*REQUIREMENT*
Report, as a bare number, how many lines in the data contain "value".
=====
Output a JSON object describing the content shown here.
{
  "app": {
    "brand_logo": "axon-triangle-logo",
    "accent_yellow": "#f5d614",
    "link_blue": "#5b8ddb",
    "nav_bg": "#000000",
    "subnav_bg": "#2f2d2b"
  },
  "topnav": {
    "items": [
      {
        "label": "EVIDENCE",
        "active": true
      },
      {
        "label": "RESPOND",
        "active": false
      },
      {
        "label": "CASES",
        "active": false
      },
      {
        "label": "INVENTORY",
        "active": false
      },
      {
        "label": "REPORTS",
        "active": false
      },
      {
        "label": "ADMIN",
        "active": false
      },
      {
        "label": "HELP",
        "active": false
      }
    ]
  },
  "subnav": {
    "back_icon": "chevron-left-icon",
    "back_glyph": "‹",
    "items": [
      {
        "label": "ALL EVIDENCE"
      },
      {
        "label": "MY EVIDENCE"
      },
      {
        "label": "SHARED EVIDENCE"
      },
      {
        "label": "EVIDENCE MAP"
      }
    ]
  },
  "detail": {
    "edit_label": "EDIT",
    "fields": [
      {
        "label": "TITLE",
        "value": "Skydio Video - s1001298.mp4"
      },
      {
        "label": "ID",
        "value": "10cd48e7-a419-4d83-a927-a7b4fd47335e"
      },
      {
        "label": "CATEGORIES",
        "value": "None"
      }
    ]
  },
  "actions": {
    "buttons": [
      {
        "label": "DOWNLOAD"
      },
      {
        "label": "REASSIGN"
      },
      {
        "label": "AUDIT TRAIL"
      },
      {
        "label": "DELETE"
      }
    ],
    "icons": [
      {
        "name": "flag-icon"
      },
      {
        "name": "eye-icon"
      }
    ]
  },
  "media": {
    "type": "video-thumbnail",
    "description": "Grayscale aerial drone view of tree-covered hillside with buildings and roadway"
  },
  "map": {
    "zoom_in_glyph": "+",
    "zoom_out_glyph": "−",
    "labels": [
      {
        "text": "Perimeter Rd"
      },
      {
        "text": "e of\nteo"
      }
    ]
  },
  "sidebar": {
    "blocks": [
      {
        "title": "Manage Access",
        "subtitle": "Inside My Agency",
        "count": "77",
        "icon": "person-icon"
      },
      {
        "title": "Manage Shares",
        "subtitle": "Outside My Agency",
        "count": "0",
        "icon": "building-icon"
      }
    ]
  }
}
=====
*RESULT*
3